Sometimes you need to accept a file from a user, and you don’t want to use django Forms. The details come down to how many files you need to accept and do you know the names of the files.
If the file is from your app (or frontend) and you expect it you’ll know the file name, because you named it. But if it is a user selected file the name will be unknown.
file = FileField(upload_to='uploaded_files/' default='')
created = DateTimeField(auto_now=True)
If the expected file is an image, change it to
This paragraph shows the base code, for a single file and unknown filename.
def post(self, request):
file_model = FileModel()
_, file = request.FILES.popitem() # get first element of the uploaded files
file = file # get the file from MultiValueDict
file_model.file = file
return HttpResponse(content_type='text/plain', content='File uploaded')
In Python 3.x the
request.FILES object is a dictionary that contains a fieldname as a key and a MultiValueDictionary as value. That’s because ex. in your HTML form you can upload multiple files from the same key. This way they will all be under the same key, and their names will be in the MultiValueDict. So the line:
file = file
is only valid when we’re sure that only one file was sent.

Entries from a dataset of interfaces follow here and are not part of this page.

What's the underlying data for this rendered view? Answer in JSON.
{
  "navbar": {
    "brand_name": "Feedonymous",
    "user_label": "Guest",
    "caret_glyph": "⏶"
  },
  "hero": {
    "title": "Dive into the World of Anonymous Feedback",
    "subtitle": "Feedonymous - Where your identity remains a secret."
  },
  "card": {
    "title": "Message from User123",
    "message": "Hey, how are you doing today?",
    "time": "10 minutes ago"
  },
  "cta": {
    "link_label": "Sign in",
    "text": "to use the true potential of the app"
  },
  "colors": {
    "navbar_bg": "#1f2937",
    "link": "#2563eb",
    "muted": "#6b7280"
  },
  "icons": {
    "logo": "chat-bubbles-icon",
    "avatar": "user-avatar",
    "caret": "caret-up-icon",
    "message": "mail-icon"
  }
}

In order to accept and save multiple files we need to add a loop to the main logic of our view. The loop will look like this, if the files were sent from the same form field (ex.
<input type="file" name="files_to_upload"> ):
_, files = request.FILES.popitem() # the files have been sent form the same form field (multiple files selected)
for f in file:
filename = f.name
Alternatively you can use the key name to get the dictionary:
for f in request.FILES.getlist('files_to_upload'):
filename = f.name
If there are multiple fields in the form, each uploading a file, you need to loop over the items of the
for field_name, file in request.FILES.iteritems():
filename = file.name